 Although there are differences between children, primary (baby) teeth usually emerge between the ages of six and eight months.  A set of twenty primary teeth will emerge by the time the child is three years old.

It is recommended that the first “well baby” dental visit should be at the age of twelve months, or six months after the first tooth appears.  This visit will acquaint the child with the dentist’s office, allows the dentist to check its dental development, and provides an opportunity for parents to ask questions.

Which teeth emerge first? 
Generally teeth emerge in pairs, beginning at the front of the infant’s mouth with the two lower central incisors.  Next, the two upper central incisors emerge.  After that the upper and lower lateral incisors emerge, one on either side of the top two and bottom two teeth.  Eight more teeth will appear, usually between the ages of  13 and 23 months.  A cuspid or canine tooth will appear next to each lateral incisor and behind them the first molars will emerge.  Finally a second set of molars appears, usually beginning with the bottom arch.

Teething is often quite uncomfortable for an infant.  Teething rings and cold damp cloths are helpful to ease the discomfort and irritation.

How to reduce the risk of early cavities
Primary teeth are very important to a child’s development.  They preserve space for permanent teeth and establish their later alignment.  They also help the child with chewing its food and learning to speak, and they keep the tongue from positioning abnormally.  Because of these reasons, it is important to care for a child’s emerging teeth properly.

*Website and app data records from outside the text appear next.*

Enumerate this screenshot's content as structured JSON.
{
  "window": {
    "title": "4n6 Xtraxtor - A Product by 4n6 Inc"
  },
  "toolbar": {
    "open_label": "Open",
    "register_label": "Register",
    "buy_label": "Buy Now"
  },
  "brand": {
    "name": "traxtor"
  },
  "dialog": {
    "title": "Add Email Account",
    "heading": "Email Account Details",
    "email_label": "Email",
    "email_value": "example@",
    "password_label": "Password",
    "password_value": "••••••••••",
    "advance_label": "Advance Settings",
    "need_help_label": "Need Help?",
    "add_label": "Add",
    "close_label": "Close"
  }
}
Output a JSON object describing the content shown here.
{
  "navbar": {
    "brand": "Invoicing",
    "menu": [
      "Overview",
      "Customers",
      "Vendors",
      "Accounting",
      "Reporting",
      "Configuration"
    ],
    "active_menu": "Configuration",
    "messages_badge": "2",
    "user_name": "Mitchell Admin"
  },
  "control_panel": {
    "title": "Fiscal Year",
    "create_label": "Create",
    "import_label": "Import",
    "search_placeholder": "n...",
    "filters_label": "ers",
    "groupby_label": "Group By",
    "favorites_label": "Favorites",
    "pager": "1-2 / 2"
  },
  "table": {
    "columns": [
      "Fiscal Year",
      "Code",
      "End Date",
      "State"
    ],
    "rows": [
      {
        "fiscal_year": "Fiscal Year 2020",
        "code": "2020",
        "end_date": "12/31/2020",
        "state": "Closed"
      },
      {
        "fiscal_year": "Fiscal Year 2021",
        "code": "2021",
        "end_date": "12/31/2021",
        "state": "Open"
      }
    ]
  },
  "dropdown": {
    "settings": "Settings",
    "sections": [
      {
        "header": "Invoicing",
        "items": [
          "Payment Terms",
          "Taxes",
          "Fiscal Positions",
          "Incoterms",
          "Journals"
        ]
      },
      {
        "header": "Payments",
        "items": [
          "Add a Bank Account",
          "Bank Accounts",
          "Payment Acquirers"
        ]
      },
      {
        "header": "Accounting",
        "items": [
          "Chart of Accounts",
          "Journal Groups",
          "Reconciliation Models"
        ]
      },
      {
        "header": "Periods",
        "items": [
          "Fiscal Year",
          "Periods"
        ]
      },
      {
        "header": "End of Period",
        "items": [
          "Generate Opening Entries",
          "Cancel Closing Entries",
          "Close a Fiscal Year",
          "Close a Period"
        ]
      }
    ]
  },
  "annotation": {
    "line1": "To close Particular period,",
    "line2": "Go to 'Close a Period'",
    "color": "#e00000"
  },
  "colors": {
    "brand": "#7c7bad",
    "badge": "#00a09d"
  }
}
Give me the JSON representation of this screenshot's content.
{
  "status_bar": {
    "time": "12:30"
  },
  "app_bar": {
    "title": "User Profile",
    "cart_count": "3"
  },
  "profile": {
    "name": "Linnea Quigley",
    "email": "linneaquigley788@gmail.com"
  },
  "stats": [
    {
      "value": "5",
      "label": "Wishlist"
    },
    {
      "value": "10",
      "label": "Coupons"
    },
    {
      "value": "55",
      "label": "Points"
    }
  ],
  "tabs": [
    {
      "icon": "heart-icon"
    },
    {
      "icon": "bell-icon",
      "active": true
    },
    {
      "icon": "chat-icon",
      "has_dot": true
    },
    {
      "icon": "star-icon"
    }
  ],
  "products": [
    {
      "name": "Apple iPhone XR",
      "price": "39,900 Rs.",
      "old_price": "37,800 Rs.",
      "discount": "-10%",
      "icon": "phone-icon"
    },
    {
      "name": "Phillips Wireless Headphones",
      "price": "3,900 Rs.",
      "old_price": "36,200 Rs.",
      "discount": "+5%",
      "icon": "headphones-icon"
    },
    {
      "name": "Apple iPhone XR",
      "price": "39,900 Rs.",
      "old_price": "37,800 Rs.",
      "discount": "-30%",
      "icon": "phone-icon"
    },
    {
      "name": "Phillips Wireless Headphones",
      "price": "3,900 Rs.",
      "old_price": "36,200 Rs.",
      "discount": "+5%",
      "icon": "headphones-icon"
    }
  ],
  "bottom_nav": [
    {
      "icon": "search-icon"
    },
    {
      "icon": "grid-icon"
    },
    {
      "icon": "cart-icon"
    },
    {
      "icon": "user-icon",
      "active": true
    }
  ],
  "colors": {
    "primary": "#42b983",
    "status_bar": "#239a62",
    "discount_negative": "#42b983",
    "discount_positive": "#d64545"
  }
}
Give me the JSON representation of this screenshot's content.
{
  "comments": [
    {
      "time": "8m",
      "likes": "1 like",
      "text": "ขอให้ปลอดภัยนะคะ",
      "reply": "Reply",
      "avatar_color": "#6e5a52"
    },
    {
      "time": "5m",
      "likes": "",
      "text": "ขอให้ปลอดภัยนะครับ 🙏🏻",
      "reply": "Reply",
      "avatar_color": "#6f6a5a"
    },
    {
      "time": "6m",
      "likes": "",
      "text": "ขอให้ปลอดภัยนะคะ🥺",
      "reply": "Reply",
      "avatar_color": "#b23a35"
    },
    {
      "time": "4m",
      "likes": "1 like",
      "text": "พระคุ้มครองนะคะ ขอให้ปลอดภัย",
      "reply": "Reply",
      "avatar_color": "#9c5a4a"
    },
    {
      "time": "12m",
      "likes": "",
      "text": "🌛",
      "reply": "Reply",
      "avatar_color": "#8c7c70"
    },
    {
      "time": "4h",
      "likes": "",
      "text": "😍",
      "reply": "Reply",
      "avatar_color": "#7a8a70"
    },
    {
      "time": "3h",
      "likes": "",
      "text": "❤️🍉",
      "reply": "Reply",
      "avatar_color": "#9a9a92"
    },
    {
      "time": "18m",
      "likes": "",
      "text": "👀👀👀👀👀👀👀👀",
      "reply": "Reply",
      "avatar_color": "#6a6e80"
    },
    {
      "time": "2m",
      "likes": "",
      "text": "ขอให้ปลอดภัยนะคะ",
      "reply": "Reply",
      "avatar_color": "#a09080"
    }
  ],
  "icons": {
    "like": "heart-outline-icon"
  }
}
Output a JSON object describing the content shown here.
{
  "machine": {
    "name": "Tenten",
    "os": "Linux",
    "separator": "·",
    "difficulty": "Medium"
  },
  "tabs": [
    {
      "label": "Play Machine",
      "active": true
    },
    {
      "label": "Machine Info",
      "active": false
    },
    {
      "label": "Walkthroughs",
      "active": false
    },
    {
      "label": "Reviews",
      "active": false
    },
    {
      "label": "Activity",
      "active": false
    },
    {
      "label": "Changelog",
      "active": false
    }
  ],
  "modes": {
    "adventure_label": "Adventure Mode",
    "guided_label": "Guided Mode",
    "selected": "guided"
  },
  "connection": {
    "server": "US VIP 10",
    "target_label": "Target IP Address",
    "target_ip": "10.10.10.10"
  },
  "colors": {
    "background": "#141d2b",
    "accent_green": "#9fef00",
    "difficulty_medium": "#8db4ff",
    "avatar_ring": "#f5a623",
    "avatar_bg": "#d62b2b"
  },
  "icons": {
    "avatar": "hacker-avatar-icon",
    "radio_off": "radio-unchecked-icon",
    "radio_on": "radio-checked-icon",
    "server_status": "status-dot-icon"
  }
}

Brush twice a day:  The American Academy of Pediatric Dentistry recommends that children use a pea-sized amount toothpaste.  Children under two years old should use non-fluoridated toothpaste; children over this age should use fluoridated toothpaste.  Their toothbrush should be soft-bristled and child-sized.

Start to floss:  It can be difficult to floss a young child’s teeth but the habit should start when two adjacent teeth have emerged.  Dr Yash and his staff are happy to demonstrate good flossing techniques.

Avoid certain foods:  Starches and sugars encourage bacteria to grow in the mouth.  This bacteria produces acid that will harm tooth enamel.  Children should eat a well balanced diet and avoid sugary and starchy snacks.

Set a good example:  When children see their parents brushing and flossing they are likely to want to follow their example.  Explain the importance of good dental hygiene.  There are many age-appropriate books to help with this.

Visit the dentist:   Dr Yash will monitor oral development, clean the child’s teeth, apply fluoride, and coat the molars with sealant.  Visiting the dentist every six months can help to prevent many unpleasant conditions later.

Dr Yash has patients of all ages.  If you have any questions or concerns about your child’s dental health please call or contact our office.